▸ **EXERCISE**: Drop all images and give the records again exactly.

▸ **DATA**:

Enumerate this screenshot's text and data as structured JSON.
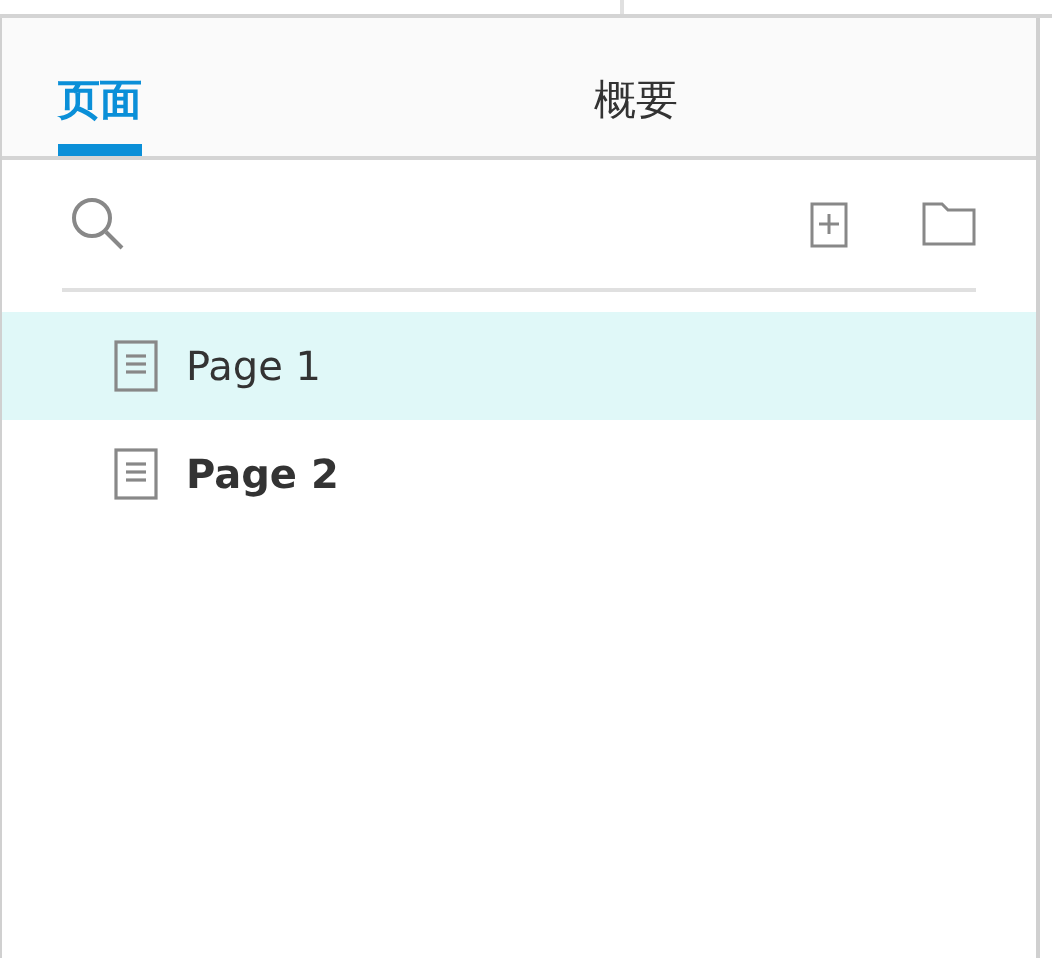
{
  "tabs": [
    {
      "label": "页面",
      "selected": true
    },
    {
      "label": "概要",
      "selected": false
    }
  ],
  "pages": [
    {
      "name": "Page 1",
      "selected": true,
      "bold": false
    },
    {
      "name": "Page 2",
      "selected": false,
      "bold": true
    }
  ]
}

▸ **FINAL ANSWER**:
Enumerate this screenshot's text and data as structured JSON.
{
  "tabs": [
    {
      "label": "页面",
      "selected": true
    },
    {
      "label": "概要",
      "selected": false
    }
  ],
  "pages": [
    {
      "name": "Page 1",
      "selected": true,
      "bold": false
    },
    {
      "name": "Page 2",
      "selected": false,
      "bold": true
    }
  ]
}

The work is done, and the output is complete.